EXERCISE BRIEF: When you have gone through the records, report how many lines include "Weekly", giving the number and nothing more.

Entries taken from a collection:
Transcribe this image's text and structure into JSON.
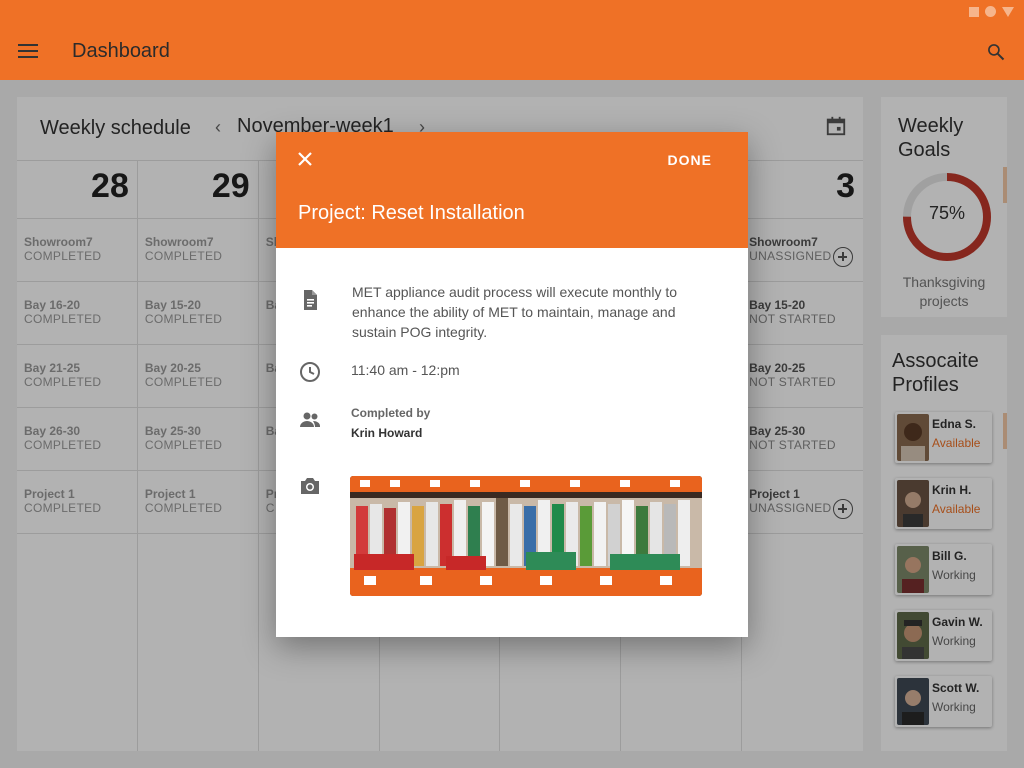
{
  "app": {
    "title": "Dashboard",
    "icons": {
      "menu": "menu-icon",
      "search": "search-icon"
    },
    "colors": {
      "accent": "#ef7126",
      "ring": "#c0392b"
    }
  },
  "schedule": {
    "title": "Weekly schedule",
    "week_label": "November-week1",
    "prev_glyph": "‹",
    "next_glyph": "›",
    "days": [
      {
        "num": "28",
        "tasks": [
          {
            "name": "Showroom7",
            "status": "COMPLETED"
          },
          {
            "name": "Bay 16-20",
            "status": "COMPLETED"
          },
          {
            "name": "Bay 21-25",
            "status": "COMPLETED"
          },
          {
            "name": "Bay 26-30",
            "status": "COMPLETED"
          },
          {
            "name": "Project 1",
            "status": "COMPLETED"
          }
        ]
      },
      {
        "num": "29",
        "tasks": [
          {
            "name": "Showroom7",
            "status": "COMPLETED"
          },
          {
            "name": "Bay 15-20",
            "status": "COMPLETED"
          },
          {
            "name": "Bay 20-25",
            "status": "COMPLETED"
          },
          {
            "name": "Bay 25-30",
            "status": "COMPLETED"
          },
          {
            "name": "Project 1",
            "status": "COMPLETED"
          }
        ]
      },
      {
        "num": "",
        "tasks": [
          {
            "name": "Sh",
            "status": ""
          },
          {
            "name": "Ba",
            "status": ""
          },
          {
            "name": "Ba",
            "status": ""
          },
          {
            "name": "Ba",
            "status": ""
          },
          {
            "name": "Pr",
            "status": "C"
          }
        ]
      },
      {
        "num": "3",
        "tasks": [
          {
            "name": "Showroom7",
            "status": "UNASSIGNED"
          },
          {
            "name": "Bay 15-20",
            "status": "NOT STARTED"
          },
          {
            "name": "Bay 20-25",
            "status": "NOT STARTED"
          },
          {
            "name": "Bay 25-30",
            "status": "NOT STARTED"
          },
          {
            "name": "Project 1",
            "status": "UNASSIGNED"
          }
        ]
      }
    ]
  },
  "goals": {
    "title": "Weekly Goals",
    "percent_label": "75%",
    "percent": 0.75,
    "subtitle": "Thanksgiving projects"
  },
  "profiles": {
    "title": "Assocaite Profiles",
    "items": [
      {
        "name": "Edna S.",
        "status": "Available"
      },
      {
        "name": "Krin H.",
        "status": "Available"
      },
      {
        "name": "Bill G.",
        "status": "Working"
      },
      {
        "name": "Gavin W.",
        "status": "Working"
      },
      {
        "name": "Scott W.",
        "status": "Working"
      }
    ]
  },
  "dialog": {
    "done_label": "DONE",
    "title": "Project: Reset Installation",
    "description": "MET appliance audit process will execute monthly to enhance the ability of MET to maintain, manage and sustain POG integrity.",
    "time": "11:40 am - 12:pm",
    "completed_by_label": "Completed by",
    "completed_by_name": "Krin Howard",
    "icons": [
      "close-icon",
      "document-icon",
      "clock-icon",
      "people-icon",
      "camera-icon"
    ]
  }
}
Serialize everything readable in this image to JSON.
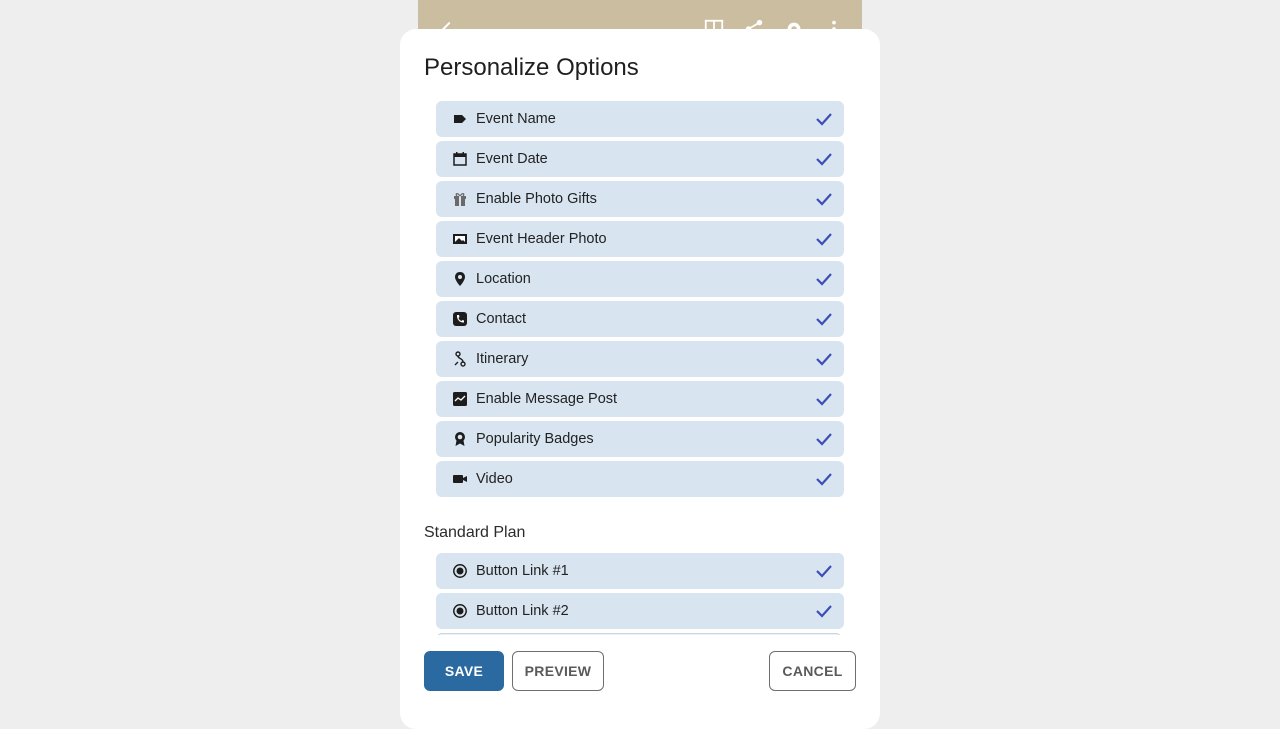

SOLUTION TO THIS PROBLEM: 2